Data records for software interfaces
=====

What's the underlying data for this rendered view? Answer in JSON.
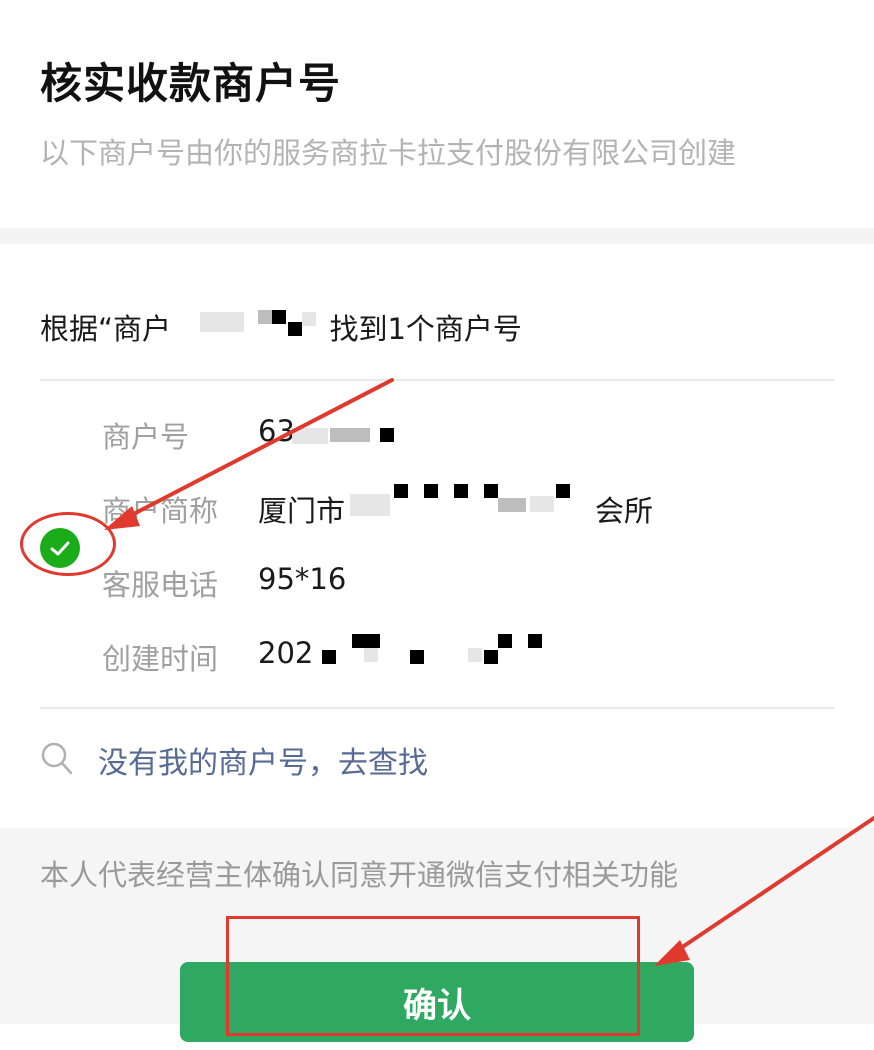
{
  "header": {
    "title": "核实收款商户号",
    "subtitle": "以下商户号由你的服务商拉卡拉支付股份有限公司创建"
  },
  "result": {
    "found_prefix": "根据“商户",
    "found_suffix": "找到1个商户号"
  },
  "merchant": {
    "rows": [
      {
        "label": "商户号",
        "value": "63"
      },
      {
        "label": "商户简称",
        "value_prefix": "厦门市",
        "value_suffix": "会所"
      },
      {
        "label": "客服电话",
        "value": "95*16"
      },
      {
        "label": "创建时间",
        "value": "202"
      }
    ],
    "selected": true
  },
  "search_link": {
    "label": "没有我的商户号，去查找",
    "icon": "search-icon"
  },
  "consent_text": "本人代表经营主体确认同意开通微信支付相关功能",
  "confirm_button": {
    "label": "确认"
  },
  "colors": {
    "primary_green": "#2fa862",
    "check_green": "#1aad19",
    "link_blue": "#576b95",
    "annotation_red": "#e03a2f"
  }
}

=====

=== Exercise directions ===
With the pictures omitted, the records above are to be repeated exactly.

=== Finished task ===
What's the underlying data for this rendered view? Answer in JSON.
{
  "header": {
    "title": "核实收款商户号",
    "subtitle": "以下商户号由你的服务商拉卡拉支付股份有限公司创建"
  },
  "result": {
    "found_prefix": "根据“商户",
    "found_suffix": "找到1个商户号"
  },
  "merchant": {
    "rows": [
      {
        "label": "商户号",
        "value": "63"
      },
      {
        "label": "商户简称",
        "value_prefix": "厦门市",
        "value_suffix": "会所"
      },
      {
        "label": "客服电话",
        "value": "95*16"
      },
      {
        "label": "创建时间",
        "value": "202"
      }
    ],
    "selected": true
  },
  "search_link": {
    "label": "没有我的商户号，去查找",
    "icon": "search-icon"
  },
  "consent_text": "本人代表经营主体确认同意开通微信支付相关功能",
  "confirm_button": {
    "label": "确认"
  },
  "colors": {
    "primary_green": "#2fa862",
    "check_green": "#1aad19",
    "link_blue": "#576b95",
    "annotation_red": "#e03a2f"
  }
}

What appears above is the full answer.